WORK INSTRUCTIONS: Each line of the entries below that holds "Configuration" is needed, copied in full.

Segment Start: EXTRACTED ENTRIES

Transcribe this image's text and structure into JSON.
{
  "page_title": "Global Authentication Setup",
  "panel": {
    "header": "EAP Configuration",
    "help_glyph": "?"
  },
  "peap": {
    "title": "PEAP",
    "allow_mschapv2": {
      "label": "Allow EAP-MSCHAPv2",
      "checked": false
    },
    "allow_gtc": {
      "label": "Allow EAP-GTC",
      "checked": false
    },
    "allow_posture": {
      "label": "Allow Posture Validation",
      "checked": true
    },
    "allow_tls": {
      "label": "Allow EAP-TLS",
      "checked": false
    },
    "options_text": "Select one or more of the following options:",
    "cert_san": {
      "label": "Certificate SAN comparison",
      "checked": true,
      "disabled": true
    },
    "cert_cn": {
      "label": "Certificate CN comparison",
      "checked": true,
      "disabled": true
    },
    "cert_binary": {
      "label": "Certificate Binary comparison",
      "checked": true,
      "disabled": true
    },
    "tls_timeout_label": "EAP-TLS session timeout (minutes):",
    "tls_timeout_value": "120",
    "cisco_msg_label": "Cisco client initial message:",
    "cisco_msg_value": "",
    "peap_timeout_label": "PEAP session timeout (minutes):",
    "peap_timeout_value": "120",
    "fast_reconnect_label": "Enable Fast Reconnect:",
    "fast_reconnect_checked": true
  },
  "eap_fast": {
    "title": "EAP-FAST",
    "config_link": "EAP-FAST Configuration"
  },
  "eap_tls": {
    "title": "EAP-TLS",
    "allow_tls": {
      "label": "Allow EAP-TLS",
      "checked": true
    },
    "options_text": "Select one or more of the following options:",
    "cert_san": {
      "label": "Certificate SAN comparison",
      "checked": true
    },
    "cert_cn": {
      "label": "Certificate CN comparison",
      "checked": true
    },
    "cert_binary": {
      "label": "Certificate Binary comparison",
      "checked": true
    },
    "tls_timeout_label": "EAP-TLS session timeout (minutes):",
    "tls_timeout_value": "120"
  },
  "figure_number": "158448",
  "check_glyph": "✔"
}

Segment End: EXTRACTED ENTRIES

TASK ANSWER:
    "header": "EAP Configuration",
    "config_link": "EAP-FAST Configuration"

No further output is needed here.